"A strike accompanied by effective public diplomacy could well turn Iran's diverse population against an oppressive regime," Bolton wrote in 2009, advocating a strike on Iran by Israel. "Most of the Arab world's leaders would welcome Israel solving the Iran nuclear problem, although they certainly won't say so publicly and will rhetorically embrace Iran if Israel strikes."

(Associated Press)

Source: Wall Street Journal



"The inescapable conclusion is that Iran will not negotiate away its nuclear program," Bolton wrote in 2015. "Nor will sanctions block its building a broad and deep weapons infrastructure. The inconvenient truth is that only military action like Israel's 1981 attack on Saddam Hussein's Osirak reactor in Iraq or its 2007 destruction of a Syrian reactor, designed and built by North Korea, can accomplish what is required. Time is terribly short, but a strike can still succeed."

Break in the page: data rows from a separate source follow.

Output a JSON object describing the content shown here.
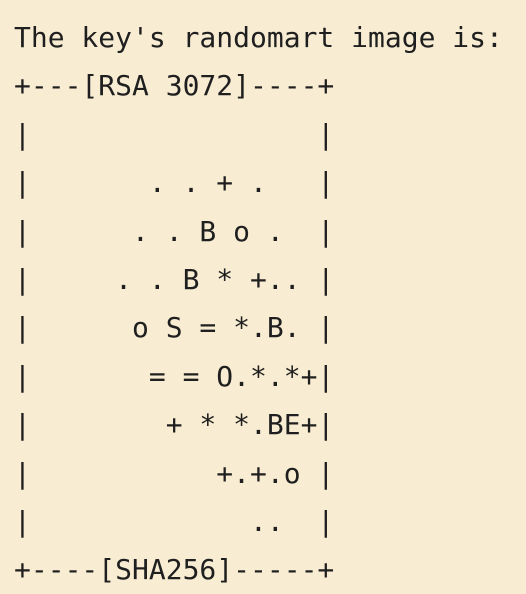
{
  "terminal": {
    "header_text": "The key's randomart image is:",
    "lines": [
      "+---[RSA 3072]----+",
      "|                 |",
      "|       . . + .   |",
      "|      . . B o .  |",
      "|     . . B * +.. |",
      "|      o S = *.B. |",
      "|       = = O.*.*+|",
      "|        + * *.BE+|",
      "|           +.+.o |",
      "|             ..  |",
      "+----[SHA256]-----+"
    ]
  }
}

"The inescapable conclusion is that Iran will not negotiate away its nuclear program," Bolton wrote in 2015. "Nor will sanctions block its building a broad and deep weapons infrastructure. The inconvenient truth is that only military action like Israel's 1981 attack on Saddam Hussein's Osirak reactor in Iraq or its 2007 destruction of a Syrian reactor, designed and built by North Korea, can accomplish what is required. Time is terribly short, but a strike can still succeed." play

"The inescapable conclusion is that Iran will not negotiate away its nuclear program," Bolton wrote in 2015. "Nor will sanctions block its building a broad and deep weapons infrastructure. The inconvenient truth is that only military action like Israel's 1981 attack on Saddam Hussein's Osirak reactor in Iraq or its 2007 destruction of a Syrian reactor, designed and built by North Korea, can accomplish what is required. Time is terribly short, but a strike can still succeed."

(Alex Wong/Getty Images)

Source: New York Times



"King Abdullah of Jordan, who is not simply the Muslim king of a Muslim country, unlike our president," Bolton said in an August 2016 speech to the conservative American Freedom Alliance.

"King Abdullah of Jordan, who is not simply the Muslim king of a Muslim country, unlike our president," Bolton said in an August 2016 speech to the conservative American Freedom Alliance. play

"King Abdullah of Jordan, who is not simply the Muslim king of a Muslim country, unlike our president," Bolton said in an August 2016 speech to the conservative American Freedom Alliance.

(YouTube)

Source: American Freedom Alliance



"It is perfectly legitimate for the United States to respond to the current 'necessity' posed by North Korea's nuclear weapons by striking first," Bolton wrote in February.

"It is perfectly legitimate for the United States to respond to the current 'necessity' posed by North Korea's nuclear weapons by striking first," Bolton wrote in February. play

"It is perfectly legitimate for the United States to respond to the current 'necessity' posed by North Korea's nuclear weapons by striking first," Bolton wrote in February.

(Fox Business)

Source: Wall Street Journal